Big surprise: Apple has just filed its formal request to the Supreme Court to reconsider its circuit and appeals court defeats. In the lawsuit, the Department of Justice accused the company of orchestrating the publishers’ campaign to fix prices. Apple doesn’t like that very much.
As far as the rationale goes, there’s not a whole lot that’s new there since we reported on Apple’s request for more time to file its request. Apple already stated the tack it was going to take in the appeal—claiming that there was a “circuit split” between the appeals court decision in its case and a decision in another case involving a manufacturer’s agency deal with retailers.
The lower courts said that the kind of price-fixing Apple and the publishers did is “per se illegal”—that is to say, it’s so blatantly illegal on the face of it that they don’t need to consider any potentially mitigating factors such as why Apple did it (in what’s called a “rule of reason” analysis). Apple argues that the other court said this particular kind of case has to consider those factors, so would the nine Justices kindly take a look at this case and iron out the differences?
Whether SCOTUS is likely to take the case is still a toss-up. It seems unlikely, but if they do, it could mean that a number of Justices are interested in making new law and hence be good for Apple. That being said, as The Digital Reader points out, the most likely outcome on an argument over a minor point of law like this is that SCOTUS asks Judge Cote for a formal rule of reason analysis (which she already did in capsule form as part of her original decision and found Apple failed that, too), and then that gets appealed up to the Supreme Court, and Apple’s lawyers enjoy job security for a couple more years.

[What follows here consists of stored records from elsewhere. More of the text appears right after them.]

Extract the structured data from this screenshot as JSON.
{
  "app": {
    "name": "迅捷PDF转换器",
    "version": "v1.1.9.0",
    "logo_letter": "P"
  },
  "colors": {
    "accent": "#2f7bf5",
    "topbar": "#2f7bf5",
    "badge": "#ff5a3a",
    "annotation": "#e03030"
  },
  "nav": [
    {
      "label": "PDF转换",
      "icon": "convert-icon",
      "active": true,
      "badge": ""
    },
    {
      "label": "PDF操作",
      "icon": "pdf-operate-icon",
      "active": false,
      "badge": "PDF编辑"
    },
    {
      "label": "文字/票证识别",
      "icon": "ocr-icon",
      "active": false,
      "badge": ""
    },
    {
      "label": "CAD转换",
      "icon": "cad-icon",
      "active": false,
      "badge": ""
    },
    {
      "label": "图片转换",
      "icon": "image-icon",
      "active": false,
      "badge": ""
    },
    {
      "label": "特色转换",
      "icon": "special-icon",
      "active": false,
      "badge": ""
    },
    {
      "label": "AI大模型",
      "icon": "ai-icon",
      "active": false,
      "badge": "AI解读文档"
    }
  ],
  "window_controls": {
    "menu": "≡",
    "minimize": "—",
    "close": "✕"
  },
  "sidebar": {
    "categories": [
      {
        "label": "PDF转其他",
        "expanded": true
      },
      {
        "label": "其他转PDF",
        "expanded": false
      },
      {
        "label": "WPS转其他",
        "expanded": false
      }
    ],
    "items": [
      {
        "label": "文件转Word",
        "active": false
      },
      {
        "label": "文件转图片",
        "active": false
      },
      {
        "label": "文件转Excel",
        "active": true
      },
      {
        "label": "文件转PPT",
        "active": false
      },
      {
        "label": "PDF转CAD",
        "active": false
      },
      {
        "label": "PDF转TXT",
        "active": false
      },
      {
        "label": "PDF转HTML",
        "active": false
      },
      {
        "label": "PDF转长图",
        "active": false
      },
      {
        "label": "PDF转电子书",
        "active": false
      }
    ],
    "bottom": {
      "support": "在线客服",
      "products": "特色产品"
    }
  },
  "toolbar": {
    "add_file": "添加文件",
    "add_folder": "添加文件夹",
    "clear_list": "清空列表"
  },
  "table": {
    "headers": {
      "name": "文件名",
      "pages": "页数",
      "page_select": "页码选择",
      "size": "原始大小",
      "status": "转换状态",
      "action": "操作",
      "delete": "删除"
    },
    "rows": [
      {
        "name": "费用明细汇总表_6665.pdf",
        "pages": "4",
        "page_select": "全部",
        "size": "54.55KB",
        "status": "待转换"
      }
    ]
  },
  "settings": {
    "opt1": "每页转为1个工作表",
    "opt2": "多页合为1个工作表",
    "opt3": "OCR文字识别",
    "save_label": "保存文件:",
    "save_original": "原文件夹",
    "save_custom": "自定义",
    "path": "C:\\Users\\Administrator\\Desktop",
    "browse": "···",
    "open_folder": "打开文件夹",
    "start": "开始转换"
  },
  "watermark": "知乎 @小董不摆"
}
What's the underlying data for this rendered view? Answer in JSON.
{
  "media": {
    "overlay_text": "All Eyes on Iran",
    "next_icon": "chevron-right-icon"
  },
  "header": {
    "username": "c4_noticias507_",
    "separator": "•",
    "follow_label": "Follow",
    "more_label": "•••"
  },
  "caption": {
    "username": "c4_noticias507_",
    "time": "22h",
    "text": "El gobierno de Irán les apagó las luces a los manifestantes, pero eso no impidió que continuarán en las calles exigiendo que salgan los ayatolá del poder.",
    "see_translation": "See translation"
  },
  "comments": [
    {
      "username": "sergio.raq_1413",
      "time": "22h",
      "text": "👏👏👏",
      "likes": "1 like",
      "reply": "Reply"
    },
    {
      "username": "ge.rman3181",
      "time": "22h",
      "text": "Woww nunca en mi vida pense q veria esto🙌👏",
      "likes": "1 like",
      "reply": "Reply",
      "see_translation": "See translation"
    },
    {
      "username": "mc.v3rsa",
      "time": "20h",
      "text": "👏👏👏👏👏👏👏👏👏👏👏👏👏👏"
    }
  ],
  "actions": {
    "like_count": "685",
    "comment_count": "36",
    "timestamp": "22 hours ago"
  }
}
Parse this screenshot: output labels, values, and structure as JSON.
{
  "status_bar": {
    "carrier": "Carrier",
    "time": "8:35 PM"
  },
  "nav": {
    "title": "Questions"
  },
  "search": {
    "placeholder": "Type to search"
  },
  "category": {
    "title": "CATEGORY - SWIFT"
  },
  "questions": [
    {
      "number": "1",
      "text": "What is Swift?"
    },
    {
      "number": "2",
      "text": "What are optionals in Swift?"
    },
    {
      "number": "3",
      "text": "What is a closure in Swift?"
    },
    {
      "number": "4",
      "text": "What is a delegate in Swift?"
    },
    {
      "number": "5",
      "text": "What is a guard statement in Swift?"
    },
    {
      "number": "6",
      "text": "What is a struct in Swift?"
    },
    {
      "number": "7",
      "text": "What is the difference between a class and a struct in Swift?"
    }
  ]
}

Meanwhile, it took a few years to run out the clock on the publisher consent decrees that limited the kinds of contract they could make with Amazon and other retailers, but in the end, the Big Five publishers have gotten the agency pricing they wanted, and they’re cheerfully stifling reader demand with higher prices for their e-books as self-publishers proceed to make hay. The most we’re going to get out of this case even given the most positive possible outcome is a few bucks each of consumer credit at various e-book stores, and perhaps a little more schadenfreude at Apple’s black eye.